When you answer, give every record back exactly as written.

* **Exercise data**:

• • • • •

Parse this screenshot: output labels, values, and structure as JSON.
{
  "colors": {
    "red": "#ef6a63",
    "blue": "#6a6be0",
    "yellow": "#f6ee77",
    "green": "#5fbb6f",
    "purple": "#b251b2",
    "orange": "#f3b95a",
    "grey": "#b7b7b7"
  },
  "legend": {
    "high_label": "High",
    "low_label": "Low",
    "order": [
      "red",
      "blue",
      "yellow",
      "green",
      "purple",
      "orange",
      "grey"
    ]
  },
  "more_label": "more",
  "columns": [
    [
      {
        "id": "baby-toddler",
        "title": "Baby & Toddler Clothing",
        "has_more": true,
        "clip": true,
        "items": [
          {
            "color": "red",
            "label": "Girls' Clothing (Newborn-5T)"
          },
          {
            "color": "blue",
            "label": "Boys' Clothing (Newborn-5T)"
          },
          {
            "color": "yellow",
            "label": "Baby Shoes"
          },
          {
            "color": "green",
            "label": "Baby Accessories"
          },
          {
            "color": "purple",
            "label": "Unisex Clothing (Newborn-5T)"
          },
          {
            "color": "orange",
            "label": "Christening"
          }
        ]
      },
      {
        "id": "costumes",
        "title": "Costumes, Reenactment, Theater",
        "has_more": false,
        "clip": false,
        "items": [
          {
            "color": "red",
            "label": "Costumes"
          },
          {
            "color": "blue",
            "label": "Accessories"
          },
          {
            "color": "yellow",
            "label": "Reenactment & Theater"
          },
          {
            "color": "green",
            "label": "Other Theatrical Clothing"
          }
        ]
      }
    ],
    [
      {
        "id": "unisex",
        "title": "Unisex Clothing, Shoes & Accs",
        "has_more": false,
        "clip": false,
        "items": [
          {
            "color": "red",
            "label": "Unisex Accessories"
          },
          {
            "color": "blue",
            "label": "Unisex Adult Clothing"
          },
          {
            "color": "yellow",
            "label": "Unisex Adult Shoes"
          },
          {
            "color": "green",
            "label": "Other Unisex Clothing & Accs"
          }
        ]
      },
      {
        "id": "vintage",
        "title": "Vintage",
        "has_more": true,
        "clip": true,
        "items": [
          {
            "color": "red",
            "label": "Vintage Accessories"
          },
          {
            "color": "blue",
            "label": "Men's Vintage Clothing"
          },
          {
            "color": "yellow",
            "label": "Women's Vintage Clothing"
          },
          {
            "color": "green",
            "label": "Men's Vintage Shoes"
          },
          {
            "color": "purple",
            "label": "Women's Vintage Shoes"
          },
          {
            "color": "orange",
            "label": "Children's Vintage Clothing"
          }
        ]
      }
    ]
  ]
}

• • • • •

* **Problem solution**:
Parse this screenshot: output labels, values, and structure as JSON.
{
  "colors": {
    "red": "#ef6a63",
    "blue": "#6a6be0",
    "yellow": "#f6ee77",
    "green": "#5fbb6f",
    "purple": "#b251b2",
    "orange": "#f3b95a",
    "grey": "#b7b7b7"
  },
  "legend": {
    "high_label": "High",
    "low_label": "Low",
    "order": [
      "red",
      "blue",
      "yellow",
      "green",
      "purple",
      "orange",
      "grey"
    ]
  },
  "more_label": "more",
  "columns": [
    [
      {
        "id": "baby-toddler",
        "title": "Baby & Toddler Clothing",
        "has_more": true,
        "clip": true,
        "items": [
          {
            "color": "red",
            "label": "Girls' Clothing (Newborn-5T)"
          },
          {
            "color": "blue",
            "label": "Boys' Clothing (Newborn-5T)"
          },
          {
            "color": "yellow",
            "label": "Baby Shoes"
          },
          {
            "color": "green",
            "label": "Baby Accessories"
          },
          {
            "color": "purple",
            "label": "Unisex Clothing (Newborn-5T)"
          },
          {
            "color": "orange",
            "label": "Christening"
          }
        ]
      },
      {
        "id": "costumes",
        "title": "Costumes, Reenactment, Theater",
        "has_more": false,
        "clip": false,
        "items": [
          {
            "color": "red",
            "label": "Costumes"
          },
          {
            "color": "blue",
            "label": "Accessories"
          },
          {
            "color": "yellow",
            "label": "Reenactment & Theater"
          },
          {
            "color": "green",
            "label": "Other Theatrical Clothing"
          }
        ]
      }
    ],
    [
      {
        "id": "unisex",
        "title": "Unisex Clothing, Shoes & Accs",
        "has_more": false,
        "clip": false,
        "items": [
          {
            "color": "red",
            "label": "Unisex Accessories"
          },
          {
            "color": "blue",
            "label": "Unisex Adult Clothing"
          },
          {
            "color": "yellow",
            "label": "Unisex Adult Shoes"
          },
          {
            "color": "green",
            "label": "Other Unisex Clothing & Accs"
          }
        ]
      },
      {
        "id": "vintage",
        "title": "Vintage",
        "has_more": true,
        "clip": true,
        "items": [
          {
            "color": "red",
            "label": "Vintage Accessories"
          },
          {
            "color": "blue",
            "label": "Men's Vintage Clothing"
          },
          {
            "color": "yellow",
            "label": "Women's Vintage Clothing"
          },
          {
            "color": "green",
            "label": "Men's Vintage Shoes"
          },
          {
            "color": "purple",
            "label": "Women's Vintage Shoes"
          },
          {
            "color": "orange",
            "label": "Children's Vintage Clothing"
          }
        ]
      }
    ]
  ]
}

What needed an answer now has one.